An update on Morocco's protests #fev20

Following up on my previous post on Morocco, here is the video made ahead of the February 20 protests for constitutitional reform (and muche else), but with subtitles this time.
The Moroccan press and most of the political parties are on full-fledged attack mode against the organizers of the 20 February movement, accusing them of either being irresponsible, extremist or actually traitorous. The narrative emerging from the inimitable Minister of Communications, Khaled Naciri (effectively the government spokesman) is that some wayward Moroccan youth are being led astray by a call from Facebook that is probably initiated by an American-Iranian-Algerian-Polisario conspiracy.
Another line the regime has taken is that it's ridiculous to want to imitate Tunisia or Egypt because Morocco has always been considerably freer. This is untrue, some regime figures have had the temerity to claim that people have been free to protest since the 1960s, which is an insult to the memory of the victims of the "years of lead." In any case, a confusion has been deliberately created that the February 20 protests are about overthrowing King Muhammad VI, which they are absolutely not about: they are largely about socio-economic grievances and the need for the reforms that the regime has pretended to undertake to actually be implemented, starting with constitutional reform to make Morocco into a genuine constitutional monarchy rather than an absolute one that disguises what it is by calling itself an "executive monarchy".
For the past two weeks, the regime propaganda machine has created an outpouring of affection from Muhammad VI. Much of it is based on genuine respect for the institution of the monarchy as well as the man himself, but it is dangerous to play with the king's image in this way. One possible backlash is that on February 20 the protestors will get attacked as traitors. Street violence can get pretty savage in Morocco — I dread to think what might happen. And that's on top of official and covert repression organized by the state. And the regime is taking steps like boosting subsidies (which begs the question — if they were not thinking of doing it before, are they only doing it now because of the threat of protests?)
I've been in touch with activists are there are reports of Youtube and other social media accounts being hacked, everyone involved is changing their passwords. Nonetheless, I am seeing organizing committees in about 10 cities thus far, mostly in the north. What's not clear right now is how things might play out in Western Sahara, where protests took place only last November (ending in a riot, partly because of the army's intervention). Since one of the main arguments used against the protestors is that they are putting Morocco's territorial integrity in danger (even though the protests have nothing to do with Western Sahara, but nevermind). This is the line being put out by anti-protest bloggers, whose motivation against the protests are utterly confounding: if these are just normal protests, and Morocco is a free country where one can express oneself, then what's the worry? Take a look for instance at Robin Des Blogs and — in the French-language Blogoma, long the most stalwart defenders of the Makhzen. For the other side, see Larbi or Vox Maroc. There are many more of course on either side, but I don't follow that many blogs myself. I am curious what my friend Ibn Kafka will say when he decides to intervene, though.
To summarize, I think these protests hint at the malaise that has taken over Morocco in the last few years in the face of the mounting political and economic micro-management from the palace (and accompanying corruption), the king's unwillingness to move away from a neo-feudal system of governance that relies on his own symbolic power combined with backdoor negotiations led by the Makhzen, as well as disgruntlement with the result of this style of management: high unemployment, inability to carry out educational reform, political disaffection, etc. The 20 February movement has strong elements from the hard left and from Adl wal Ihsan, the largest Islamist movement. These have long been the monarchy's most outspoken critics, but their ideologies often alienate others. From what I've seen so far, I'm not sure that large parts of the apolitical urban middle class youth will join in, either because of fear, brainwashing of simply discomfort with these groups. Even so, these protests could put the question of constitutional reform back on the table, and remind the regime that it cannot continue to claim to be reformists while not carrying out any fundamental reforms in the last five years.   
Here's a rap video made for the day:
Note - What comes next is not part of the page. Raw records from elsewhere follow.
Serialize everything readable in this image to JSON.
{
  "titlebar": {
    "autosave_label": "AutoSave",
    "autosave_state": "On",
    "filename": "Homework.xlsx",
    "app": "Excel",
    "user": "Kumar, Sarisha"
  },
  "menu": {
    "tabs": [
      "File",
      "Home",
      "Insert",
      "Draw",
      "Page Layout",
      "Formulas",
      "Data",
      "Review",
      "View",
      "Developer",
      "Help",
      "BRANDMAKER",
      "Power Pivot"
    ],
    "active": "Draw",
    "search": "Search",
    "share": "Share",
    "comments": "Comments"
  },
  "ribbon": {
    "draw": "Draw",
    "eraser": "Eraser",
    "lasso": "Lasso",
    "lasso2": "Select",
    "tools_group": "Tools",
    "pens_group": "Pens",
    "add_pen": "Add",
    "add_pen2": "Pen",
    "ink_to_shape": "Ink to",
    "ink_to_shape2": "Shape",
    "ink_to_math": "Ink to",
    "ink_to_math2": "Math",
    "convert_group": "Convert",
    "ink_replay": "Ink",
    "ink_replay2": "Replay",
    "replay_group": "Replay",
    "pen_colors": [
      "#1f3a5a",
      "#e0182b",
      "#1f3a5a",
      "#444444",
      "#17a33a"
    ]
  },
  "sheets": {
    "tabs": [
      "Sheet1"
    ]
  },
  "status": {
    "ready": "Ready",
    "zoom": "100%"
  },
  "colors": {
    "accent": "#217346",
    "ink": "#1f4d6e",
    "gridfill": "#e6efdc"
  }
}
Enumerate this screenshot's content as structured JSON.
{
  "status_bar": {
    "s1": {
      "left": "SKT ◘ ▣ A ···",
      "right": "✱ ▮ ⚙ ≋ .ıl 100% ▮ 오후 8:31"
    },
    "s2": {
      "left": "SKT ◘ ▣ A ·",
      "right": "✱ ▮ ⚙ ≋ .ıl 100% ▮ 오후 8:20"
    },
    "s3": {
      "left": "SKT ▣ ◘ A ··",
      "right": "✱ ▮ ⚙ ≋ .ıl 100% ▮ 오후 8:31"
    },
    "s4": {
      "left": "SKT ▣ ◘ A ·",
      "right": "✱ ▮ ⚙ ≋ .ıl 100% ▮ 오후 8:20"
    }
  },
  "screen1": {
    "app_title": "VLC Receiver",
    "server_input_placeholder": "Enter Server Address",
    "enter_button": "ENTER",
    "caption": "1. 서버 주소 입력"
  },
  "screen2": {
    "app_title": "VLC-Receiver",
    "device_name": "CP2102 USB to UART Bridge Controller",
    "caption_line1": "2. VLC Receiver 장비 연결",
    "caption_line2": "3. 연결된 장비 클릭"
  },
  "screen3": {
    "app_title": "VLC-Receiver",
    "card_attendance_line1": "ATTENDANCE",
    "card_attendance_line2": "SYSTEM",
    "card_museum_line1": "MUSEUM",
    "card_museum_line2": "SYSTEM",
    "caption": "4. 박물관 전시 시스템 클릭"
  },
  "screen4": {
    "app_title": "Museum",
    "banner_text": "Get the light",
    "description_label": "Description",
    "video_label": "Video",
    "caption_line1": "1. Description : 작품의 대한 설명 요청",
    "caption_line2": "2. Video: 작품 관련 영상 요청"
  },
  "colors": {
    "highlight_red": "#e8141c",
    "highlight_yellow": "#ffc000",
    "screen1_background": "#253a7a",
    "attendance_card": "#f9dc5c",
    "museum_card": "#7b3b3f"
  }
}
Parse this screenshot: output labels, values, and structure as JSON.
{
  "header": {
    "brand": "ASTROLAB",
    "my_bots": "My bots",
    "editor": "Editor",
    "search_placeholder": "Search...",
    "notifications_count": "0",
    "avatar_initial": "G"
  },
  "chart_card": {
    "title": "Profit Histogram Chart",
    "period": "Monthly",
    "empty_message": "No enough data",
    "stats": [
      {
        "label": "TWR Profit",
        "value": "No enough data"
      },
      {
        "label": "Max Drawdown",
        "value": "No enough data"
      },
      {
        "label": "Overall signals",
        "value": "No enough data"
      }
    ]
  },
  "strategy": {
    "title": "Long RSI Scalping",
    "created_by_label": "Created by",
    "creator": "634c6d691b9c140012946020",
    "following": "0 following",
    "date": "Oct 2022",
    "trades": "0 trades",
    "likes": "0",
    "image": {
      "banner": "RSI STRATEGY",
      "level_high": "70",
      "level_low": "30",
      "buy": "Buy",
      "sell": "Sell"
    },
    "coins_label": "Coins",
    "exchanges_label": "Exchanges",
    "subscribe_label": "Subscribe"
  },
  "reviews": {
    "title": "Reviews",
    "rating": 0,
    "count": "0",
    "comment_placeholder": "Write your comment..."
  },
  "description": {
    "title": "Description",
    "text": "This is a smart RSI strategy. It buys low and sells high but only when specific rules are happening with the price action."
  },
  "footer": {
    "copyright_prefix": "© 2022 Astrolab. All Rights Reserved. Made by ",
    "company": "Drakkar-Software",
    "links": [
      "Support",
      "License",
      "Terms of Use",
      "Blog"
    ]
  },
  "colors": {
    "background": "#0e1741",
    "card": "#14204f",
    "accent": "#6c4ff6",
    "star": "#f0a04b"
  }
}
Issandr El Amrani

Issandr El Amrani is a Cairo-based writer and consultant. His reporting and commentary on the Middle East and North Africa has appeared in The Economist, London Review of Books, Financial Times, The National, The Guardian, Time and other publications. He also publishes one of the longest-running blog in the region,